Davar Torah on Genesis Chapter One. 10-8-15
Did God make the right decision to create human kind? On the face of it we can infer from the Torah itself that the answer was yes. In this week’s Torah portion B’reshit it is written that God created humankind in his own image and likeness. Can we presume that it was a good thing or not?
We might be surprised that there was quite a bit of debate amongst the rabbis in ancient times that the decision to create us was not exactly a slam dunk. There are texts that describe a bitter confrontation between God and the so-called angels on high who were split on God’s decision to create a human being. I’ll share that Midrash with you shortly. Yet the main point is that in this world and in history we have seen our share of horrific actions that humankind has done against themselves that led our teachers to question whether the cost of creating human beings was worth it at all. Of course we can see the beauty of human achievement and the ability of our species to do wonderful things and show god like behavior. We see both sides of the coin every day. Yet, at the end of the day we see how our teachers questioned this divine act knowing full well what the risks were by creating us.

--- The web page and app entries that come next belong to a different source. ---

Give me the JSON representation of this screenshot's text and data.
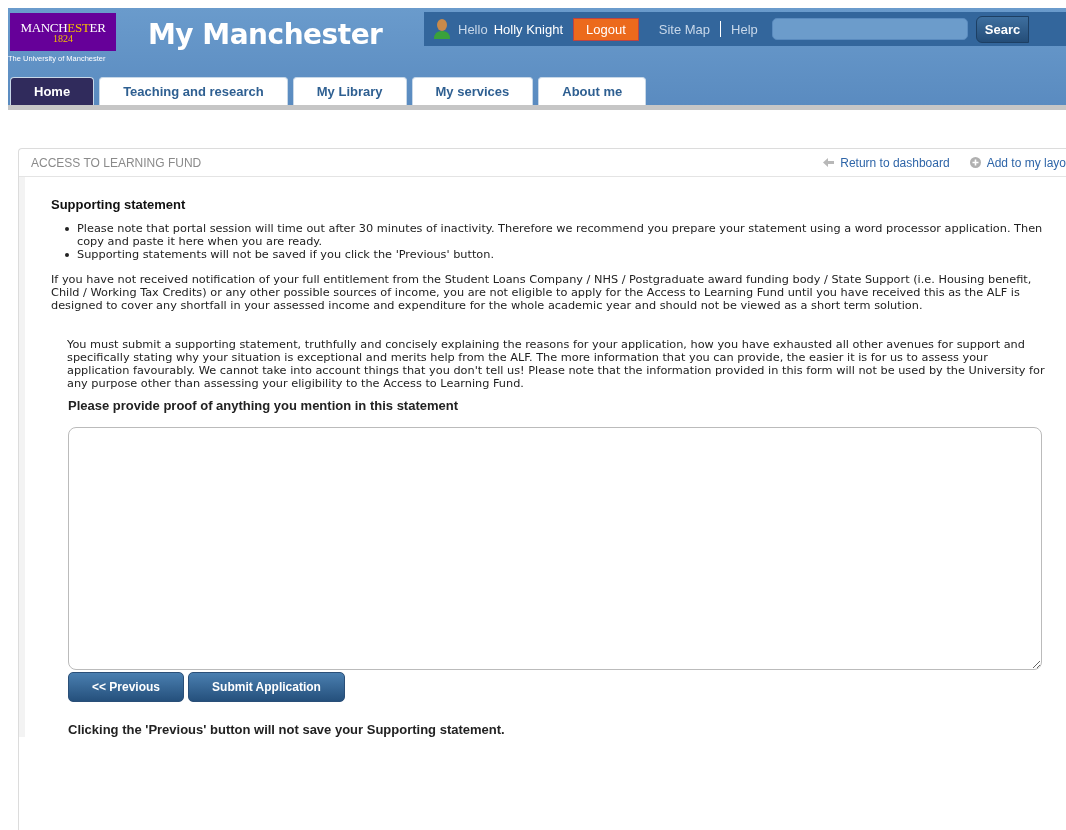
{
  "logo": {
    "segments": [
      {
        "text": "MANCH",
        "highlight": false
      },
      {
        "text": "EST",
        "highlight": true
      },
      {
        "text": "ER",
        "highlight": false
      }
    ],
    "year": "1824",
    "caption": "The University of Manchester"
  },
  "site_title": "My Manchester",
  "user_bar": {
    "greeting": "Hello",
    "user_name": "Holly Knight",
    "logout": "Logout",
    "links": [
      "Site Map",
      "Help"
    ],
    "search": {
      "button": "Searc"
    }
  },
  "tabs": [
    {
      "label": "Home",
      "selected": true
    },
    {
      "label": "Teaching and research",
      "selected": false
    },
    {
      "label": "My Library",
      "selected": false
    },
    {
      "label": "My services",
      "selected": false
    },
    {
      "label": "About me",
      "selected": false
    }
  ],
  "panel": {
    "title": "ACCESS TO LEARNING FUND",
    "actions": [
      {
        "kind": "back",
        "label": "Return to dashboard"
      },
      {
        "kind": "add",
        "label": "Add to my layo"
      }
    ]
  },
  "heading": "Supporting statement",
  "notes": [
    "Please note that portal session will time out after 30 minutes of inactivity. Therefore we recommend you prepare your statement using a word processor application. Then copy and paste it here when you are ready.",
    "Supporting statements will not be saved if you click the 'Previous' button."
  ],
  "eligibility_text": "If you have not received notification of your full entitlement from the Student Loans Company / NHS / Postgraduate award funding body / State Support (i.e. Housing benefit, Child / Working Tax Credits) or any other possible sources of income, you are not eligible to apply for the Access to Learning Fund until you have received this as the ALF is designed to cover any shortfall in your assessed income and expenditure for the whole academic year and should not be viewed as a short term solution.",
  "statement_text": "You must submit a supporting statement, truthfully and concisely explaining the reasons for your application, how you have exhausted all other avenues for support and specifically stating why your situation is exceptional and merits help from the ALF. The more information that you can provide, the easier it is for us to assess your application favourably. We cannot take into account things that you don't tell us! Please note that the information provided in this form will not be used by the University for any purpose other than assessing your eligibility to the Access to Learning Fund.",
  "proof_label": "Please provide proof of anything you mention in this statement",
  "buttons": [
    "<< Previous",
    "Submit Application"
  ],
  "warning": "Clicking the 'Previous' button will not save your Supporting statement."
}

The MIdrash, according to Rabbi Simeon, sets the stage that God was deciding this question at the beginning of human history when a fight broke out amongst the heavenly angels. One group said, “Let humans be created?” The other group demanded “Let humans not be created?”
The attribute of love said, “Create humans because of their ability to perform acts of loving kindness.”
Then the attribute of Truth said, “Let humans not be created because they are full of lies.”
Righteousness then spoke and said, “Let them be created because they will act in righteousness.”
Finally, Peace proclaimed, “ No, humans are full of strife.”
What then did God do?
God, quite possibly in a fit of anger, took truth and hurled it down to the earth.
Right at that moment all the ministering angels joined together and argued, “God, Truth is your seal. How can you put truth to shame?
The story could have ended there. Yet, another sage by the name of Rabbi Huna the Elder of Sephoris added, “All the while the ministering angels were arguing back and forth and still God created the first human being anyway. God said to them, “What good is this discussion? It’s donej. I’ve already created the first Human.” (Genesis Rabbah).
Is it comforting to know that there was such controversy surrounding our creation? What does it mean about humanity and our understanding of our role in the universe? Some would intone the classical arguments about humans having freedom of will which is the trade off that God makes to have a living presence that is aware of the Divine. If that is so why does God need that kind of affirmation from us? Maybe it proves the contention of Dr. Abraham Joshua Heschel that God needs man as much as humans need us!
Or is it possible that this message is a warning to us that on certain matters arguing pro versus con with God is pointless. For the ways of God are mysterious and the thoughts of God go beyond our own comprehension. Why else would God have made the decision while the heavenly angels were arguing about the merits of creating human beings? God makes decisions and we can say all we want but at the end of the day we have to live with what is intrinsic and inherent in the world and in human beings.
I would agree that there is a certain degree of cynicism that we could detect from this Midrash. On the other hand maybe the Midrash forces us to see ourselves for who we as a species including our propensity to be good and evil? We are struggling with these truths to this day and so often God takes the hit from disillusioned people by watching human beings perpetrate crimes against individuals. The senseless and wanton impulse to murder people whether it would be in the pogroms, the Holocaust or the campus shootings of college students in Oregon all testify not only to the horror of these crimes but to the ease at which they can be implemented. Our teachings in Judaism tell us that, on the other hand, God is not immune from human suffering but suffers along with us.
And that is what leads us to the other side of the picture as to how people demonstrate the most holy and beautiful kind of mitzvah of saving lives and supporting others in their time of need. So is it all bad? Shall we dispel of humanity because of human nature’s capability to destroy? Debate the question, the rabbis say, but at the end of the day we are still here and if we are destroyed it will not be by God’s hands but, I fear, by our own.
Our challenge is prove the angels of service wrong that we were worth it all along despite our failings that in the end God’s decision was still the right thing to do. It starts with each of us every day.
We can’t change the reality of the fact that we are all mortal nor can we alter the divine will that we can choose good and evil. Yet in both cases we can choose how we live that life which God gives us. The gap between how we contend with God’s will and our understanding of our role will remain. Maybe debating these kinds of big picture questions are bes left for the scholar’s study but it is one that we can ponder. That too is the beauty of Judaism-to ponder the questions of why we are here and what is our purpose. Is that not one of the fundamental questions of religion?